Beware Easy Money – Don’t Be A Money Mule
At DPS Computing, we believe we have a duty to help people use technology for good and avoid many pitfalls and scams that may be out there.
Last month, we covered how to keep yourself safe from Wire Transfer scams – they’ve been around for a while, but they’ve certainly made a resurgence recently. The details may change, but the premise stays the same.
Back in July, we covered the new scam tricking people into fraudulent Universal credit scams and how to avoid them.
This month, we’re linking onto an important issue being raised by Nationwide Building Society – Don’t become a money mule.
What’s a Money Mule?
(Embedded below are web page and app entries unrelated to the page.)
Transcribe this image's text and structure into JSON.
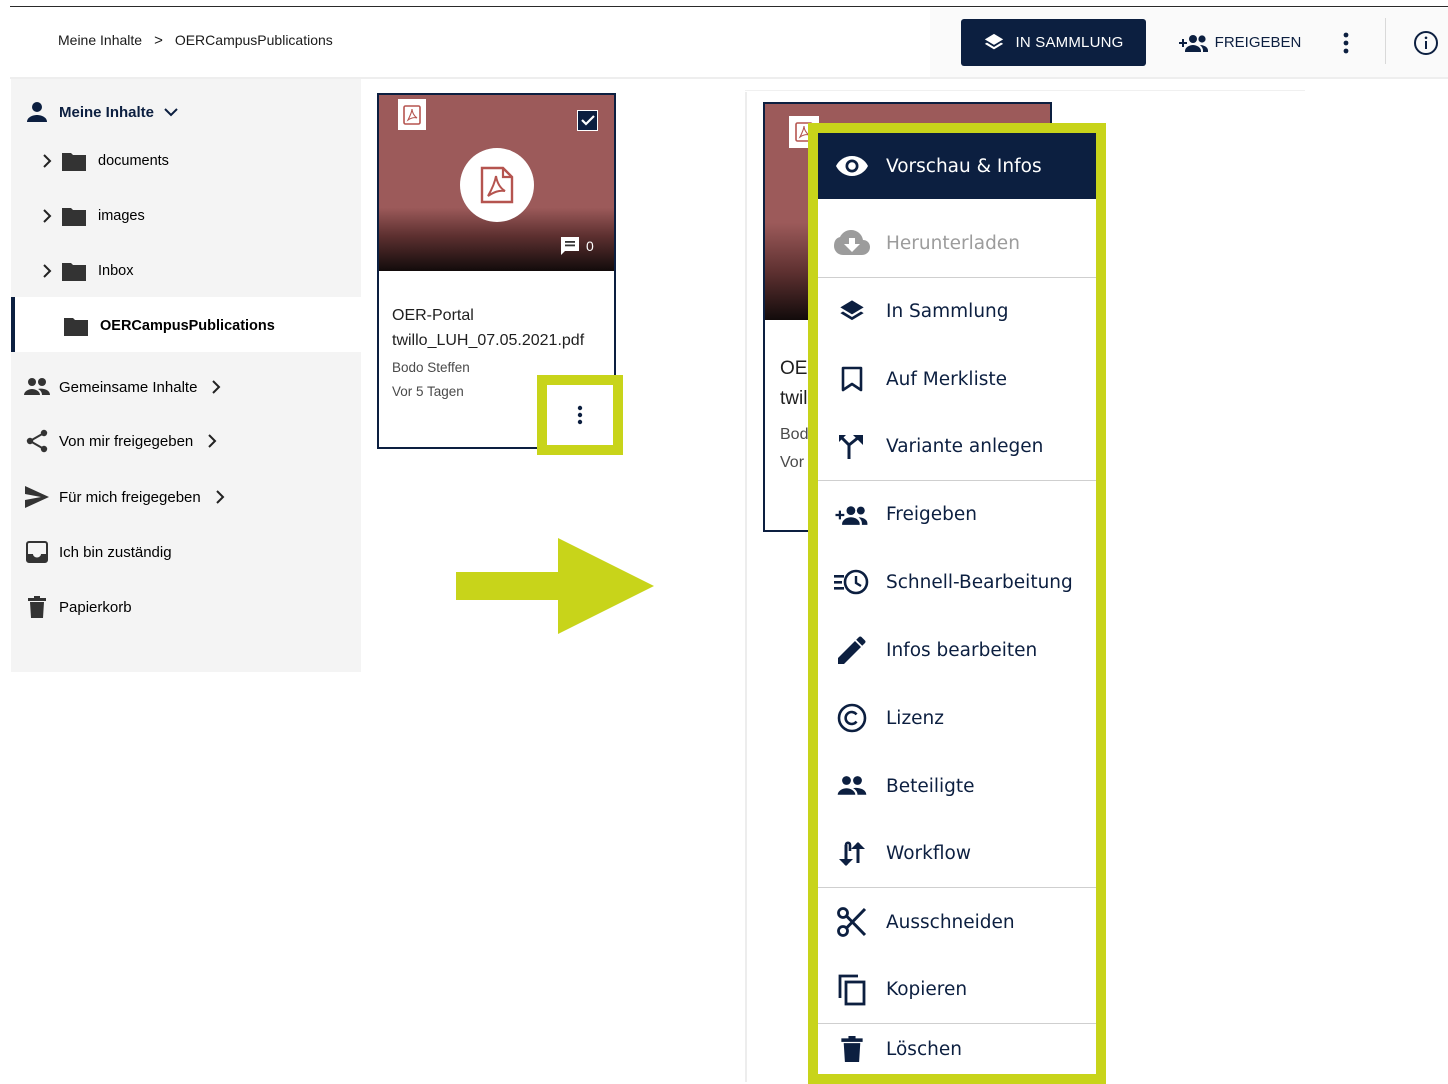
{
  "breadcrumb": {
    "root": "Meine Inhalte",
    "current": "OERCampusPublications"
  },
  "header": {
    "collection_button": "IN SAMMLUNG",
    "share_button": "FREIGEBEN"
  },
  "sidebar": {
    "my_content": "Meine Inhalte",
    "folders": [
      "documents",
      "images",
      "Inbox",
      "OERCampusPublications"
    ],
    "shared_content": "Gemeinsame Inhalte",
    "shared_by_me": "Von mir freigegeben",
    "shared_with_me": "Für mich freigegeben",
    "responsible": "Ich bin zuständig",
    "trash": "Papierkorb"
  },
  "card": {
    "comment_count": "0",
    "title_line1": "OER-Portal",
    "title_line2": "twillo_LUH_07.05.2021.pdf",
    "author": "Bodo Steffen",
    "date": "Vor 5 Tagen"
  },
  "card_partial": {
    "line1": "OE",
    "line2": "twil",
    "line3": "Bod",
    "line4": "Vor"
  },
  "menu": {
    "items": [
      {
        "label": "Vorschau & Infos",
        "icon": "eye-icon",
        "state": "active"
      },
      {
        "label": "Herunterladen",
        "icon": "cloud-download-icon",
        "state": "disabled"
      },
      {
        "label": "In Sammlung",
        "icon": "layers-icon",
        "state": "normal"
      },
      {
        "label": "Auf Merkliste",
        "icon": "bookmark-icon",
        "state": "normal"
      },
      {
        "label": "Variante anlegen",
        "icon": "fork-icon",
        "state": "normal"
      },
      {
        "label": "Freigeben",
        "icon": "group-add-icon",
        "state": "normal"
      },
      {
        "label": "Schnell-Bearbeitung",
        "icon": "quick-edit-icon",
        "state": "normal"
      },
      {
        "label": "Infos bearbeiten",
        "icon": "pencil-icon",
        "state": "normal"
      },
      {
        "label": "Lizenz",
        "icon": "copyright-icon",
        "state": "normal"
      },
      {
        "label": "Beteiligte",
        "icon": "people-icon",
        "state": "normal"
      },
      {
        "label": "Workflow",
        "icon": "swap-vert-icon",
        "state": "normal"
      },
      {
        "label": "Ausschneiden",
        "icon": "scissors-icon",
        "state": "normal"
      },
      {
        "label": "Kopieren",
        "icon": "copy-icon",
        "state": "normal"
      },
      {
        "label": "Löschen",
        "icon": "trash-icon",
        "state": "normal"
      }
    ]
  },
  "colors": {
    "primary": "#0c1f40",
    "highlight": "#c8d41a",
    "thumbnail": "#9c5a5a"
  }
}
Basically, someone who accepts money into their bank account and then transfers it to another account but getting to keep a slice of the money transferred. It’s billed as easy and free money.
But far from freedom, this money could mean that you end up spending up to 14 years in prison.
Why? Because this money is likely to be linked to criminal activity such as illicit drugs, human trafficking, modern slavery or terrorism – to name a few.
What Do I Need To Know?
Adverts are being used to target everyone – but a particular demographic that is being targetted is young people and a particular platform being used to reach said young people is social media.
Remember to remind your family and friends – if it’s too good to be true, it probably is!
The advert may seem genuine – but it’s anything but. There’s no such thing as a free lunch.
Don’t respond to these offers – doing so may mean you end up on a ‘suckers’ list where your details are sold and other people try to rope you into dodgy activities or scam you yourself. Increasing the amount of spam you get will only increase the likelihood that you may one day fall for it – don’t make yourself a target.
Is It Genuine?
Be wary of offers from overseas companies and individuals where it can be much harder to identify the veracity of their offer.
Be wary of people who make unsolicited offers out of the blue on social media, dating applications and to your e-mail inbox – particularly when they are using free e-mail addresses such as those provided by Outlook (Hotmail) or Gmail.
Genuine offers – of free money (rare!) or otherwise – will never ask you to accept money into your account and forward it on keeping a portion for yourselves. This money is likely being laundered.
A lot of money for little effort doesn’t exist. It can be tempting in tough times, particularly against the backdrop of austerity, to be taken in by these people – and that’s exactly the desperation (or greed) that is a natural human instinct they are trying to play on. Don’t fall for it!
More advice can be found from Nationwide Building Society.